» **Exercise details**
Which lines of the data below include the string "Power"? Return each of them.

» **Element data from apps and pages**
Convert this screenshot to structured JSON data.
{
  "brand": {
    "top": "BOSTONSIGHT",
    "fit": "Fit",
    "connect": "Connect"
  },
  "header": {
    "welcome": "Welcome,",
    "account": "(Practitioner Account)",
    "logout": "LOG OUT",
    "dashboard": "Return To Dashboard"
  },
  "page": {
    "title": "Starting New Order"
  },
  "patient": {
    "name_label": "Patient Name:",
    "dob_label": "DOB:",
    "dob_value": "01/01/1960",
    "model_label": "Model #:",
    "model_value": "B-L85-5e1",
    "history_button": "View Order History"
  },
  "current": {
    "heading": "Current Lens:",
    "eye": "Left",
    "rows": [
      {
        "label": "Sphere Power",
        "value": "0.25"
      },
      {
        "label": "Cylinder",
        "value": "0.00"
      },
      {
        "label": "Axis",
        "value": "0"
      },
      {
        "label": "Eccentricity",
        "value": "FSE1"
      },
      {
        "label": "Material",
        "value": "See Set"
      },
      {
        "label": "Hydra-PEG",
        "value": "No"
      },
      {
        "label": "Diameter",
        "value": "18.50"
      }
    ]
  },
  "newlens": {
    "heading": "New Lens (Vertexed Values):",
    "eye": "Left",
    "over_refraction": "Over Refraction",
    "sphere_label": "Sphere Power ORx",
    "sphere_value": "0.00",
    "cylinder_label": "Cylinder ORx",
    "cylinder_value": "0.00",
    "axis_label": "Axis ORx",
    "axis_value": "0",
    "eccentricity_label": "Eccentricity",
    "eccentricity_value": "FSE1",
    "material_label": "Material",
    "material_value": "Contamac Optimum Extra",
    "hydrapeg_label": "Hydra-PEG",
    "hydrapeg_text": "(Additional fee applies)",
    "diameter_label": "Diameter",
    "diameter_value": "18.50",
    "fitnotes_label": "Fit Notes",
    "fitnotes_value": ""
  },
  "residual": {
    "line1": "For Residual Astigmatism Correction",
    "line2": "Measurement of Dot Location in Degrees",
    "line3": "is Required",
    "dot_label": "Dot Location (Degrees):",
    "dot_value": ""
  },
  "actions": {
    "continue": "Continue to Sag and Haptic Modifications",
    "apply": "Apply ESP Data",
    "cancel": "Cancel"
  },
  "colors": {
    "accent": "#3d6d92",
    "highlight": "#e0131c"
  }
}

» **Problem solution**
        "label": "Sphere Power",
    "sphere_label": "Sphere Power ORx",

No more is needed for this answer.